**WORK TASK:** The entries are to be output word for word, with the pictures omitted.
────────────────
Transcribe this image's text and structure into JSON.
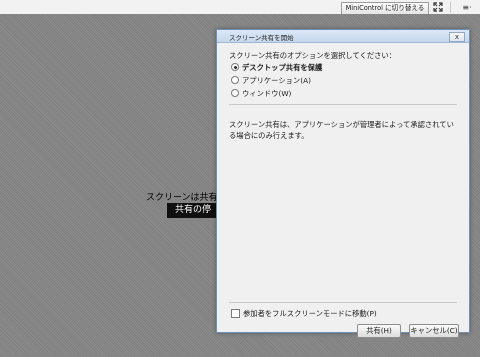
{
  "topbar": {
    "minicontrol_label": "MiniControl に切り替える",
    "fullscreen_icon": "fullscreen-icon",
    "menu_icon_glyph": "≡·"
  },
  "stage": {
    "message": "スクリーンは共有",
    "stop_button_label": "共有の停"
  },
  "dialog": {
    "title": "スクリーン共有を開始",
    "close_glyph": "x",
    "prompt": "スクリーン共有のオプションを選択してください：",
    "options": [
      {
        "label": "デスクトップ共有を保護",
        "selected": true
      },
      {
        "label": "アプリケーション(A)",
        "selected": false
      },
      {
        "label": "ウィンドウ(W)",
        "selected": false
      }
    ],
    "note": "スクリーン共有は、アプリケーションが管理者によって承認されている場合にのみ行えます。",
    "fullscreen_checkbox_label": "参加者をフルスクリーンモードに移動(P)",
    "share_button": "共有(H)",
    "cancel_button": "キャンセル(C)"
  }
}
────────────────
**WRITTEN RESPONSE:**
Transcribe this image's text and structure into JSON.
{
  "topbar": {
    "minicontrol_label": "MiniControl に切り替える",
    "fullscreen_icon": "fullscreen-icon",
    "menu_icon_glyph": "≡·"
  },
  "stage": {
    "message": "スクリーンは共有",
    "stop_button_label": "共有の停"
  },
  "dialog": {
    "title": "スクリーン共有を開始",
    "close_glyph": "x",
    "prompt": "スクリーン共有のオプションを選択してください：",
    "options": [
      {
        "label": "デスクトップ共有を保護",
        "selected": true
      },
      {
        "label": "アプリケーション(A)",
        "selected": false
      },
      {
        "label": "ウィンドウ(W)",
        "selected": false
      }
    ],
    "note": "スクリーン共有は、アプリケーションが管理者によって承認されている場合にのみ行えます。",
    "fullscreen_checkbox_label": "参加者をフルスクリーンモードに移動(P)",
    "share_button": "共有(H)",
    "cancel_button": "キャンセル(C)"
  }
}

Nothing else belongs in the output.